Our political system has exactly the same problem as our culture, and for exactly the same reasons. Most people still assume that in a general election, the major parties will campaign to get as many votes from the general public as possible, but this is no longer true. The major parties know full well that most demographic groups are guaranteed to vote for a specific party no matter what the candidates do, and that there’s no point campaigning for the support of anybody except those in the middle-ground, the small minority which might still swing either way. All three of Britain’s leading parties now use the same “targeting software” to identify these key groups, and to work out what those groups want. And the “targeting software” is telling them all exactly the same thing: focus on middle-class consumers with expendable income, people to whom the outcome of an election doesn’t particularly matter. This is why the most recent election manifestos of all three leading parties have been indistinguishable apart from the adjectives, and even Howard’s arse-waffle about asylum-seekers masked a policy barely any different to Blair’s. In effect, Britain is no longer a democratic society, and it wouldn’t be democratic even if we weren’t under American jurisdiction.

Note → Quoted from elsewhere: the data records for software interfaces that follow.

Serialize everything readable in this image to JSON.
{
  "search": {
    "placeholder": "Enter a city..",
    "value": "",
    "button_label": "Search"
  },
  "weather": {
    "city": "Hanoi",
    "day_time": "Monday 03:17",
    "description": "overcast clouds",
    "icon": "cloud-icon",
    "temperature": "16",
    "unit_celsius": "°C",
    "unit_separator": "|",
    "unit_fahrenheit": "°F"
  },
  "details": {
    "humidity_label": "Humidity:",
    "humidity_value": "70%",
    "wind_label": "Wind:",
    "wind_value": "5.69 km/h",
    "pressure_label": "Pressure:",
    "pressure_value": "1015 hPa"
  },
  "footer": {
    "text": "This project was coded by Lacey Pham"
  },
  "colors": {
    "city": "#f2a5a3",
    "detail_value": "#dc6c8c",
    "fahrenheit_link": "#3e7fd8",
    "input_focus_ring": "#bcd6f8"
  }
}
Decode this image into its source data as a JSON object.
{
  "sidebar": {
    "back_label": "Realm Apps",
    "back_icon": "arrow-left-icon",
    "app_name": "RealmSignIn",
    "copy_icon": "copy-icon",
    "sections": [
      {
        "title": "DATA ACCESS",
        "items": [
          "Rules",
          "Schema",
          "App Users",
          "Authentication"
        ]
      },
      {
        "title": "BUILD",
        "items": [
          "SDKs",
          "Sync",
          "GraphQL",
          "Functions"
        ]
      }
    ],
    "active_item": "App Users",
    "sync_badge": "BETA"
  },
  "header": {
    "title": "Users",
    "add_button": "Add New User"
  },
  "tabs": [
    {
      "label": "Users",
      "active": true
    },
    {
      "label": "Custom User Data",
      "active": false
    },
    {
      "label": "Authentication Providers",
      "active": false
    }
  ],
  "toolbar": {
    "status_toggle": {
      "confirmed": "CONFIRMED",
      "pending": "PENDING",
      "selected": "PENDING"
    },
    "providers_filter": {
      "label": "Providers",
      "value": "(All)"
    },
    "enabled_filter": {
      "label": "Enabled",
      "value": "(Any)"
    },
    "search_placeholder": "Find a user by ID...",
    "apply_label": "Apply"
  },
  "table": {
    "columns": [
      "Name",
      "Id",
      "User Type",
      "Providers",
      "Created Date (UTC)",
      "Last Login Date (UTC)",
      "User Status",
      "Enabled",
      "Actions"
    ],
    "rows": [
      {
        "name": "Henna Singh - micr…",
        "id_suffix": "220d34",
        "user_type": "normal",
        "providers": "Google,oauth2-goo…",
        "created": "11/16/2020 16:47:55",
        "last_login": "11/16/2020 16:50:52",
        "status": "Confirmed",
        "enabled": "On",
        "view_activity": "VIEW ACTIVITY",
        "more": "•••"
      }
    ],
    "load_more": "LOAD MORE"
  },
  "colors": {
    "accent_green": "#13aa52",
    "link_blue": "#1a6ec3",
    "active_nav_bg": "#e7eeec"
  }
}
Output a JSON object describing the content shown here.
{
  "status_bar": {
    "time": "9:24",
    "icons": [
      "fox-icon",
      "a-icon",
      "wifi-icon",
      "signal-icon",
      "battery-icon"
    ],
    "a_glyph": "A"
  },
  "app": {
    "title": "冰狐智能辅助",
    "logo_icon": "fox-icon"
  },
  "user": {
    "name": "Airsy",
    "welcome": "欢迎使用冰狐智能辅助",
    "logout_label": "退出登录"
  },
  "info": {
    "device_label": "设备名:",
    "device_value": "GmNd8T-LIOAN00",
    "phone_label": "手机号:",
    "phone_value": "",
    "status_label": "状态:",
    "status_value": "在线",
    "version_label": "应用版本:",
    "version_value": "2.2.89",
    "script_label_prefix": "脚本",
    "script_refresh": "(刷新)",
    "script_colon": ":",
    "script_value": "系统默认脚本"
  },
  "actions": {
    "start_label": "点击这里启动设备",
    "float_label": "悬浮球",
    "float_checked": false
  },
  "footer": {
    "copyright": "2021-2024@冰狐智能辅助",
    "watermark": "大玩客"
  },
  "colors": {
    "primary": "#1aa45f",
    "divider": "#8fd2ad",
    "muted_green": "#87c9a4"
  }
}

Because what we’ve learned over the last ten years – if we didn’t already instinctively know it – is that marketing and democracy are incompatible. Whether it’s in Hollywood or Westminster, marketing means a blanding-out, a removal of any significant difference on the grounds that it might offend one type of consumer-voter or another. Choice, actual choice rather than the consumer kind, can’t exist without difference. And democracy, like culture itself, relies on choice.
Is this the real tragedy of what happened to us in the late 1970s? I’ve already argued that the last thirty years of Western history have largely been about the triumph of self-obsession [06/12/06], but perhaps the biggest single problem is that by favouring “personal lifestyle choices” instead of “society”, we’ve put far too much power into the hands of the marketing specialists. Let’s not forget, Ronald Reagan was the first world leader to be elected because his advisors focused on lifestyles rather than issues. The aforementioned targeting software works on the same principle, encouraging politicians to concentrate on “what do people in Harrogate do with their leisure time?” rather than “how do we formulate an ethical foreign policy?”. The upshot is that we’ve ended up with a society which isn’t just dangerously complacent and politically bankrupt, but also very, very dull. If you went back in time and told my eight-year-old self that he’d grow up in a world where people have pocket-sized computers and you can access almost any piece of information on Earth from a box in your bedroom, then I don’t think he would have believed it could be so mediocre.
You can read more of the demented and occasionally scarily insightful ramblings of the creator of Faction Paradox here. (Please ignore the ignorant, hateful nonsense about transsexual people, though.)